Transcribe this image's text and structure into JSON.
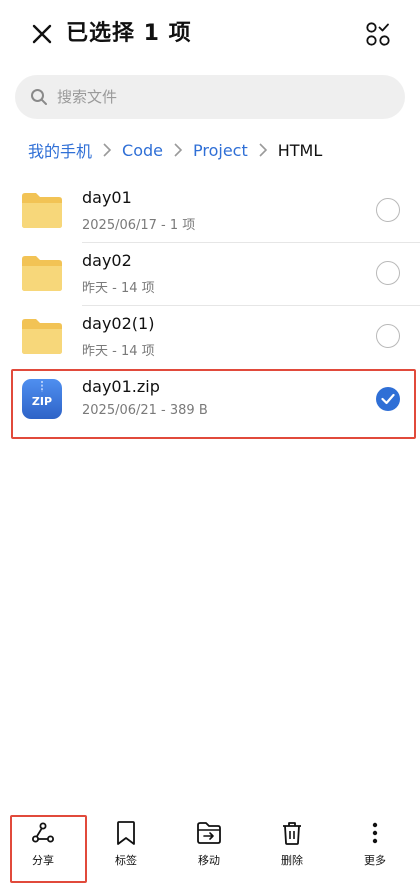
{
  "header": {
    "title": "已选择 1 项"
  },
  "search": {
    "placeholder": "搜索文件"
  },
  "breadcrumb": {
    "items": [
      "我的手机",
      "Code",
      "Project",
      "HTML"
    ]
  },
  "files": [
    {
      "name": "day01",
      "meta": "2025/06/17 - 1 项",
      "type": "folder",
      "selected": false
    },
    {
      "name": "day02",
      "meta": "昨天 - 14 项",
      "type": "folder",
      "selected": false
    },
    {
      "name": "day02(1)",
      "meta": "昨天 - 14 项",
      "type": "folder",
      "selected": false
    },
    {
      "name": "day01.zip",
      "meta": "2025/06/21 - 389 B",
      "type": "zip",
      "icon_text": "ZIP",
      "selected": true
    }
  ],
  "toolbar": {
    "share": "分享",
    "tag": "标签",
    "move": "移动",
    "delete": "删除",
    "more": "更多"
  },
  "colors": {
    "accent": "#2f6fd6",
    "folder": "#f4c95d",
    "highlight": "#e14a3b"
  }
}
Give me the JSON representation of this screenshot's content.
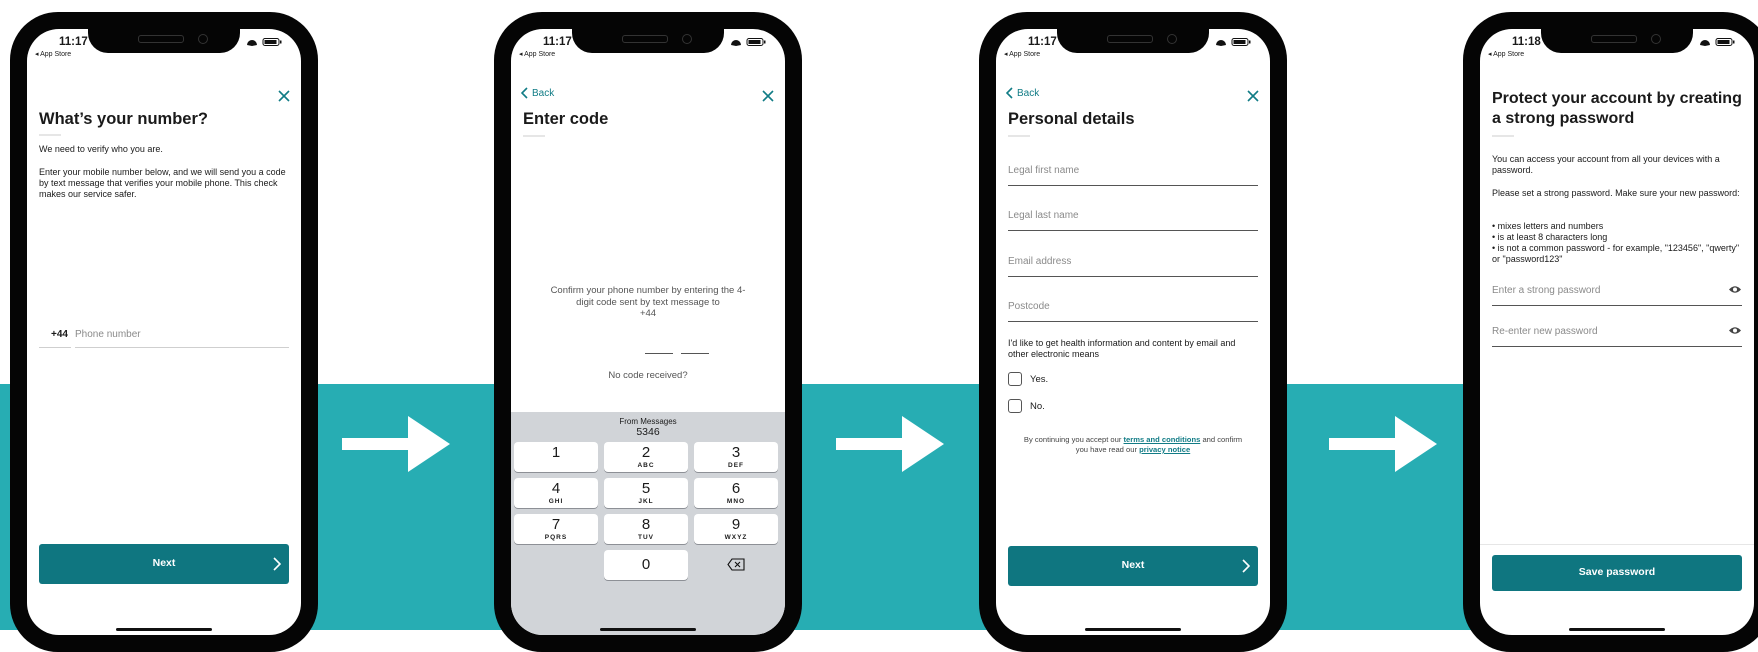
{
  "status_bar": {
    "screens": [
      {
        "time": "11:17",
        "back_app": "◂ App Store"
      },
      {
        "time": "11:17",
        "back_app": "◂ App Store"
      },
      {
        "time": "11:17",
        "back_app": "◂ App Store"
      },
      {
        "time": "11:18",
        "back_app": "◂ App Store"
      }
    ]
  },
  "screen1": {
    "title": "What’s your number?",
    "intro": "We need to verify who you are.",
    "body": "Enter your mobile number below, and we will send you a code by text message that verifies your mobile phone. This check makes our service safer.",
    "country_code": "+44",
    "phone_placeholder": "Phone number",
    "next_label": "Next"
  },
  "screen2": {
    "back_label": "Back",
    "title": "Enter code",
    "instructions": "Confirm your phone number by entering the 4-digit code sent by text message to",
    "phone_prefix": "+44",
    "no_code": "No code received?",
    "suggestion_source": "From Messages",
    "suggestion_code": "5346",
    "keys": [
      {
        "digit": "1",
        "letters": ""
      },
      {
        "digit": "2",
        "letters": "ABC"
      },
      {
        "digit": "3",
        "letters": "DEF"
      },
      {
        "digit": "4",
        "letters": "GHI"
      },
      {
        "digit": "5",
        "letters": "JKL"
      },
      {
        "digit": "6",
        "letters": "MNO"
      },
      {
        "digit": "7",
        "letters": "PQRS"
      },
      {
        "digit": "8",
        "letters": "TUV"
      },
      {
        "digit": "9",
        "letters": "WXYZ"
      },
      {
        "digit": "0",
        "letters": ""
      }
    ]
  },
  "screen3": {
    "back_label": "Back",
    "title": "Personal details",
    "fields": [
      "Legal first name",
      "Legal last name",
      "Email address",
      "Postcode"
    ],
    "consent_question": "I'd like to get health information and content by email and other electronic means",
    "option_yes": "Yes.",
    "option_no": "No.",
    "legal_prefix": "By continuing you accept our",
    "terms_link": "terms and conditions",
    "legal_middle": "and confirm you have read our",
    "privacy_link": "privacy notice",
    "next_label": "Next"
  },
  "screen4": {
    "title": "Protect your account by creating a strong password",
    "intro": "You can access your account from all your devices with a password.",
    "instruction": "Please set a strong password. Make sure your new password:",
    "rules": [
      "• mixes letters and numbers",
      "• is at least 8 characters long",
      "• is not a common password - for example, \"123456\", \"qwerty\" or \"password123\""
    ],
    "password_placeholder": "Enter a strong password",
    "repeat_placeholder": "Re-enter new password",
    "save_label": "Save password"
  },
  "colors": {
    "brand_teal": "#0f7680",
    "background_band": "#27adb3",
    "link": "#117c86"
  }
}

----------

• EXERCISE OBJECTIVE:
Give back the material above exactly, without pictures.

• WRITTEN SOLUTION:
Transcribe this image's text and structure into JSON.
{
  "header": {
    "title": "已选择 1 项"
  },
  "search": {
    "placeholder": "搜索文件"
  },
  "breadcrumb": {
    "items": [
      "我的手机",
      "Code",
      "Project",
      "HTML"
    ]
  },
  "files": [
    {
      "name": "day01",
      "meta": "2025/06/17 - 1 项",
      "type": "folder",
      "selected": false
    },
    {
      "name": "day02",
      "meta": "昨天 - 14 项",
      "type": "folder",
      "selected": false
    },
    {
      "name": "day02(1)",
      "meta": "昨天 - 14 项",
      "type": "folder",
      "selected": false
    },
    {
      "name": "day01.zip",
      "meta": "2025/06/21 - 389 B",
      "type": "zip",
      "icon_text": "ZIP",
      "selected": true
    }
  ],
  "toolbar": {
    "share": "分享",
    "tag": "标签",
    "move": "移动",
    "delete": "删除",
    "more": "更多"
  },
  "colors": {
    "accent": "#2f6fd6",
    "folder": "#f4c95d",
    "highlight": "#e14a3b"
  }
}
Give me the JSON representation of this screenshot's content.
{
  "status_bar": {
    "screens": [
      {
        "time": "11:17",
        "back_app": "◂ App Store"
      },
      {
        "time": "11:17",
        "back_app": "◂ App Store"
      },
      {
        "time": "11:17",
        "back_app": "◂ App Store"
      },
      {
        "time": "11:18",
        "back_app": "◂ App Store"
      }
    ]
  },
  "screen1": {
    "title": "What’s your number?",
    "intro": "We need to verify who you are.",
    "body": "Enter your mobile number below, and we will send you a code by text message that verifies your mobile phone. This check makes our service safer.",
    "country_code": "+44",
    "phone_placeholder": "Phone number",
    "next_label": "Next"
  },
  "screen2": {
    "back_label": "Back",
    "title": "Enter code",
    "instructions": "Confirm your phone number by entering the 4-digit code sent by text message to",
    "phone_prefix": "+44",
    "no_code": "No code received?",
    "suggestion_source": "From Messages",
    "suggestion_code": "5346",
    "keys": [
      {
        "digit": "1",
        "letters": ""
      },
      {
        "digit": "2",
        "letters": "ABC"
      },
      {
        "digit": "3",
        "letters": "DEF"
      },
      {
        "digit": "4",
        "letters": "GHI"
      },
      {
        "digit": "5",
        "letters": "JKL"
      },
      {
        "digit": "6",
        "letters": "MNO"
      },
      {
        "digit": "7",
        "letters": "PQRS"
      },
      {
        "digit": "8",
        "letters": "TUV"
      },
      {
        "digit": "9",
        "letters": "WXYZ"
      },
      {
        "digit": "0",
        "letters": ""
      }
    ]
  },
  "screen3": {
    "back_label": "Back",
    "title": "Personal details",
    "fields": [
      "Legal first name",
      "Legal last name",
      "Email address",
      "Postcode"
    ],
    "consent_question": "I'd like to get health information and content by email and other electronic means",
    "option_yes": "Yes.",
    "option_no": "No.",
    "legal_prefix": "By continuing you accept our",
    "terms_link": "terms and conditions",
    "legal_middle": "and confirm you have read our",
    "privacy_link": "privacy notice",
    "next_label": "Next"
  },
  "screen4": {
    "title": "Protect your account by creating a strong password",
    "intro": "You can access your account from all your devices with a password.",
    "instruction": "Please set a strong password. Make sure your new password:",
    "rules": [
      "• mixes letters and numbers",
      "• is at least 8 characters long",
      "• is not a common password - for example, \"123456\", \"qwerty\" or \"password123\""
    ],
    "password_placeholder": "Enter a strong password",
    "repeat_placeholder": "Re-enter new password",
    "save_label": "Save password"
  },
  "colors": {
    "brand_teal": "#0f7680",
    "background_band": "#27adb3",
    "link": "#117c86"
  }
}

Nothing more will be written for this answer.